▶ _WORK REQUIRED_: Which lines of the records below contain the word "icon"? Show each one.

▶ _STUDY MATERIAL_:
================

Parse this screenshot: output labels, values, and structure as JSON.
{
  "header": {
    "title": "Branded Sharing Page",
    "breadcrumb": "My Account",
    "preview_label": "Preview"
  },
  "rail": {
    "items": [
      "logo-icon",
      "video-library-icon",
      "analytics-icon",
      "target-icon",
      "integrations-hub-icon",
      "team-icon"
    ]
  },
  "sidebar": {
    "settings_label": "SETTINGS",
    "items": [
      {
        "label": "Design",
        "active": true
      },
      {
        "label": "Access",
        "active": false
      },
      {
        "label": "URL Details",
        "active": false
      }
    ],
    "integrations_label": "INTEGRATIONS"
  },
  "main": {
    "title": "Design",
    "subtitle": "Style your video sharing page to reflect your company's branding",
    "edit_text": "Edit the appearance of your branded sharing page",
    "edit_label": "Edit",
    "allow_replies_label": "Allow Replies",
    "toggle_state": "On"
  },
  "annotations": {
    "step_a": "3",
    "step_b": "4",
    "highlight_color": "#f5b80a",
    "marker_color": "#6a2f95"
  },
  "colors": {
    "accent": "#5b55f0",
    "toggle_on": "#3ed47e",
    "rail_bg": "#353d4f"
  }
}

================

▶ _TASK ANSWER_:
      "logo-icon",
      "video-library-icon",
      "analytics-icon",
      "target-icon",
      "integrations-hub-icon",
      "team-icon"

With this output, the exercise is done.